PROBLEM: Exactly as they appear, output all of the entries.

DATA TO PROCESS:
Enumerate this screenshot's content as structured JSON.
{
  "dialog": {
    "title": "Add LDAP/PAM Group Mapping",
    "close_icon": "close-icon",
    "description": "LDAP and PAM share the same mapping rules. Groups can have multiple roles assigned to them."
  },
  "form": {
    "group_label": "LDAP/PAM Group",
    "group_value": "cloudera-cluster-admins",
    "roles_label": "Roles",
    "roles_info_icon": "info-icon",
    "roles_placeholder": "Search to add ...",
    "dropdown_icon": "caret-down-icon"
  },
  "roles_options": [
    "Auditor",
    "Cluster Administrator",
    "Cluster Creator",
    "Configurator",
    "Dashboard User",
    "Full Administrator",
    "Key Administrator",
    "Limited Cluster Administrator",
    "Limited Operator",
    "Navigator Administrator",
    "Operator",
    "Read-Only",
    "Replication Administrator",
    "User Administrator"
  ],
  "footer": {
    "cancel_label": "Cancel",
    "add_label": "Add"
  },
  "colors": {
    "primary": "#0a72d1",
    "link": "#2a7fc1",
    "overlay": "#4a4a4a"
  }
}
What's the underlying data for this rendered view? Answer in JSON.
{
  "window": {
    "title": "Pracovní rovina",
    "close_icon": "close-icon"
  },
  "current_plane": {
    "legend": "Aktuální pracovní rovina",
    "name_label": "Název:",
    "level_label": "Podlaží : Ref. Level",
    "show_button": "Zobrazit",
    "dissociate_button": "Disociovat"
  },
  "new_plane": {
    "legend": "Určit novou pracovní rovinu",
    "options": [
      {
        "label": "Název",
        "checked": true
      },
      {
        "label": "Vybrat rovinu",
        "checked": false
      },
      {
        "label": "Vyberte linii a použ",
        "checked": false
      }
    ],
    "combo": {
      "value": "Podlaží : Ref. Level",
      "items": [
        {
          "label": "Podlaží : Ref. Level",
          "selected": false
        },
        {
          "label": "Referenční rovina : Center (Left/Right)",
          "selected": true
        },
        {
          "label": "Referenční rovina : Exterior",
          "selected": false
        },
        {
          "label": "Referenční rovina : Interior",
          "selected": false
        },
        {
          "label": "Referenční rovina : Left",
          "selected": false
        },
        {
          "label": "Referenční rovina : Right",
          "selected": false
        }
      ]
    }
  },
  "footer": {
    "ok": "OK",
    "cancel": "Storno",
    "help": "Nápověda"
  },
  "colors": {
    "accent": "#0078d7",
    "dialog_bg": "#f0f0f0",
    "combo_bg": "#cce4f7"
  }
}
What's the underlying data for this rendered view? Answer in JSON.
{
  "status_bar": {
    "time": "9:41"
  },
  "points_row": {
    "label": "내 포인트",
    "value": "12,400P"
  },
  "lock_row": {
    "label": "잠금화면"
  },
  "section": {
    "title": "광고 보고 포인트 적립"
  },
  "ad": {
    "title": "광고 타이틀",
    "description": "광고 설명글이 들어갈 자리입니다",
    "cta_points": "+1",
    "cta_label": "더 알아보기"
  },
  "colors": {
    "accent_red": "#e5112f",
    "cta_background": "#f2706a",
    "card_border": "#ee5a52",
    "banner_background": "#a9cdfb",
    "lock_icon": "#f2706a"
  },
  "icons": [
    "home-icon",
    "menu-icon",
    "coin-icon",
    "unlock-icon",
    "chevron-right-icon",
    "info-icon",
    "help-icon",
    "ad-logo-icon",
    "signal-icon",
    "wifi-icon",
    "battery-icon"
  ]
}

RESPONSE:
Enumerate this screenshot's content as structured JSON.
{
  "dialog": {
    "title": "Add LDAP/PAM Group Mapping",
    "close_icon": "close-icon",
    "description": "LDAP and PAM share the same mapping rules. Groups can have multiple roles assigned to them."
  },
  "form": {
    "group_label": "LDAP/PAM Group",
    "group_value": "cloudera-cluster-admins",
    "roles_label": "Roles",
    "roles_info_icon": "info-icon",
    "roles_placeholder": "Search to add ...",
    "dropdown_icon": "caret-down-icon"
  },
  "roles_options": [
    "Auditor",
    "Cluster Administrator",
    "Cluster Creator",
    "Configurator",
    "Dashboard User",
    "Full Administrator",
    "Key Administrator",
    "Limited Cluster Administrator",
    "Limited Operator",
    "Navigator Administrator",
    "Operator",
    "Read-Only",
    "Replication Administrator",
    "User Administrator"
  ],
  "footer": {
    "cancel_label": "Cancel",
    "add_label": "Add"
  },
  "colors": {
    "primary": "#0a72d1",
    "link": "#2a7fc1",
    "overlay": "#4a4a4a"
  }
}
What's the underlying data for this rendered view? Answer in JSON.
{
  "window": {
    "title": "Pracovní rovina",
    "close_icon": "close-icon"
  },
  "current_plane": {
    "legend": "Aktuální pracovní rovina",
    "name_label": "Název:",
    "level_label": "Podlaží : Ref. Level",
    "show_button": "Zobrazit",
    "dissociate_button": "Disociovat"
  },
  "new_plane": {
    "legend": "Určit novou pracovní rovinu",
    "options": [
      {
        "label": "Název",
        "checked": true
      },
      {
        "label": "Vybrat rovinu",
        "checked": false
      },
      {
        "label": "Vyberte linii a použ",
        "checked": false
      }
    ],
    "combo": {
      "value": "Podlaží : Ref. Level",
      "items": [
        {
          "label": "Podlaží : Ref. Level",
          "selected": false
        },
        {
          "label": "Referenční rovina : Center (Left/Right)",
          "selected": true
        },
        {
          "label": "Referenční rovina : Exterior",
          "selected": false
        },
        {
          "label": "Referenční rovina : Interior",
          "selected": false
        },
        {
          "label": "Referenční rovina : Left",
          "selected": false
        },
        {
          "label": "Referenční rovina : Right",
          "selected": false
        }
      ]
    }
  },
  "footer": {
    "ok": "OK",
    "cancel": "Storno",
    "help": "Nápověda"
  },
  "colors": {
    "accent": "#0078d7",
    "dialog_bg": "#f0f0f0",
    "combo_bg": "#cce4f7"
  }
}
What's the underlying data for this rendered view? Answer in JSON.
{
  "status_bar": {
    "time": "9:41"
  },
  "points_row": {
    "label": "내 포인트",
    "value": "12,400P"
  },
  "lock_row": {
    "label": "잠금화면"
  },
  "section": {
    "title": "광고 보고 포인트 적립"
  },
  "ad": {
    "title": "광고 타이틀",
    "description": "광고 설명글이 들어갈 자리입니다",
    "cta_points": "+1",
    "cta_label": "더 알아보기"
  },
  "colors": {
    "accent_red": "#e5112f",
    "cta_background": "#f2706a",
    "card_border": "#ee5a52",
    "banner_background": "#a9cdfb",
    "lock_icon": "#f2706a"
  },
  "icons": [
    "home-icon",
    "menu-icon",
    "coin-icon",
    "unlock-icon",
    "chevron-right-icon",
    "info-icon",
    "help-icon",
    "ad-logo-icon",
    "signal-icon",
    "wifi-icon",
    "battery-icon"
  ]
}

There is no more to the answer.